The Rev. Julie Peeples and the Rev. Paul Davis, a married couple who were Habitat for Humanity's staff chaplains at the time, said the allegations came to light in their routine exit interviews with women who were leaving the organization. Five women went to the board and "easily four or five others shared their stories" but did not want to confront Fuller, Peeples said.
Millard Fuller, right, talks to Jim Ervin of the Lions Club and former president Jimmy Carter -- a high-profile supporter of the charity Fuller founded.
(Erik S. Lesser -- Lions Club Via AP)
Jan. 3, 1935: Born in Lanett, Ala.
1957: Graduated from Auburn University in Alabama.
1959: Married Linda Caldwell.
1960: Received law degree from University of Alabama and passed Alabama bar (in 1972, he passed the Georgia bar). Served briefly in the Army.
1960: Co-founder of Fuller and Dees Marketing Group Inc. in Montgomery, Ala.

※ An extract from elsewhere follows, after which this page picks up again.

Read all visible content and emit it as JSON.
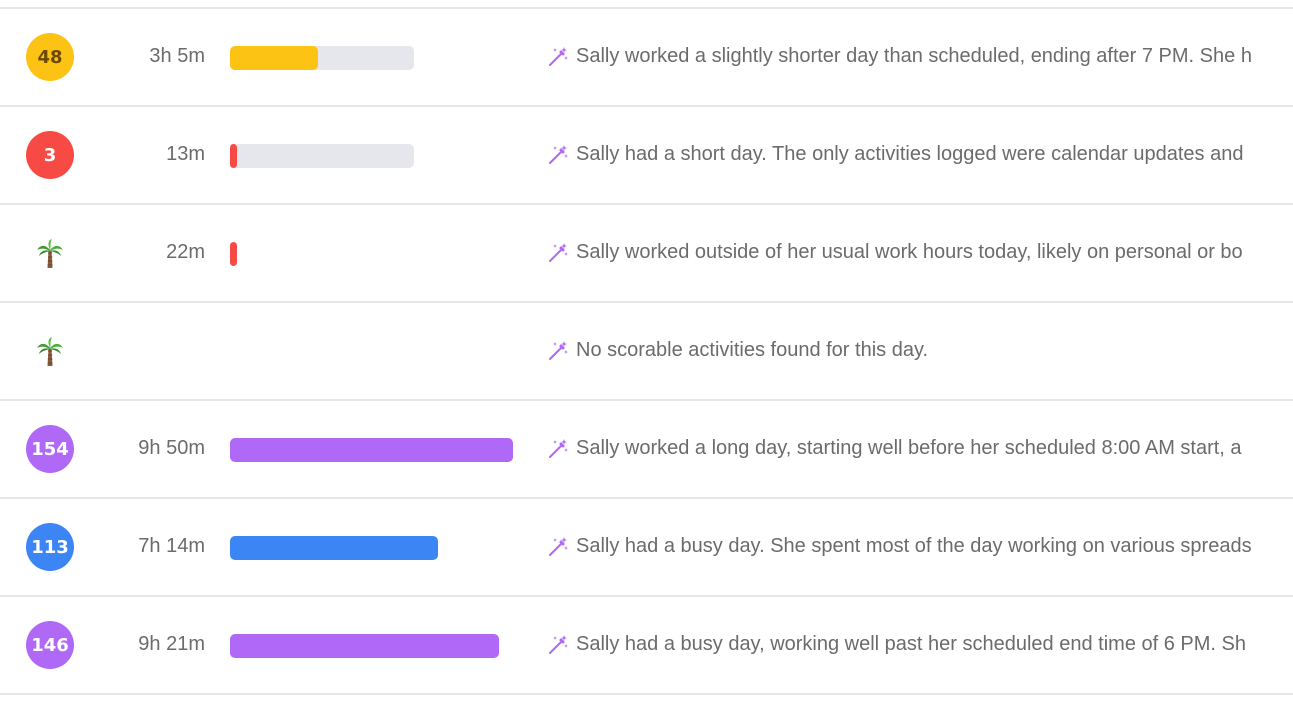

1960-65: Partner in Fuller and Dees law firm in Montgomery.
1966-68: Development director of Tougaloo College in Mississippi.
1968-72: Director of Koinonia Partners Inc. Developed business operations for Koinonia Christian community in Americus, Ga.
1973-76: Became Church of Christ's director of development in Zaire. Initiated housing project for low-income families in Mbandaka, Zaire.
1976-2005: Founder and president of Habitat for Humanity International.
1996: Awarded the Medal of Freedom by President Bill Clinton.
Millard Fuller "was somebody I had held on a pedestal for years and years, and I didn't want to believe it. But these were women who weren't out for anything," said Peeples, now pastor of the Congregational United Church of Christ in Greensboro, N.C.
In the interview at his home, Fuller described the 1990-91 allegations as a cultural misunderstanding.
"In the southern culture that I was raised up in and Jimmy Carter was raised up in, very warm affection to women was shown by men. So when they said I had done something wrong, I was astounded because I was doing nothing more than what I'd been doing all my life," he said. "But when they said it was offensive to them, I said, 'I'm sorry, please forgive me. It won't happen again.' " While Fuller said his actions 15 years ago were misinterpreted, he called the latest allegation "completely false."
The accuser, Victoria Cross, is a former Habitat for Humanity employee whose husband is serving as a military chaplain in Iraq, according to members of the board. Her attorney, Steven Carrigan of Houston, said that she was negotiating a settlement with Habitat and that she would not discuss the details of the allegation.
According to a report by a law firm hired by the board to investigate Cross's allegation, she drove Fuller from Americus to the Atlanta airport on Feb. 21, 2003. During that 2 1/2-hour ride, he allegedly talked about the Bible and sexuality.
"Millard began to speak in a soft tone about how, in the Old Testament, baby girls develop into little girls who are sweet and innocent, and it would be appropriate for them to sit on his lap, but in the New Testament, those little girls would have gone through God's Plan and met the fulfillment of a little girl growing into beautiful full grown women," the report said.
Fuller allegedly asked Cross several times if it would be appropriate for her, "as a full grown beautiful woman," to sit on his lap. While she was driving, he began rubbing her right arm, then stroked her cheek and chin, told her she had soft skin and ran his fingertips "down the line of her mid-chest to the point of her mid-sternum," at which point she jerked away, the report said.
In the interview at his home, Fuller said he never touched Cross. After she dropped him off at the airport curb, he said, she parked her car and then returned to have lunch with him in the terminal.
"Common sense tells you that if I had done something improper to that woman, she wouldn't have looked me up to have lunch with me," he said.
Many of Fuller's supporters also say the facts are on his side.
Dale Young, a longtime Habitat volunteer in Bedford Hills, N.Y., said she has been with Fuller "in dozens of situations, with dozens and dozens of women" and has never seen any inappropriate behavior.
"Millard is an honest man," she said. "If he had done something wrong, he would own up to it."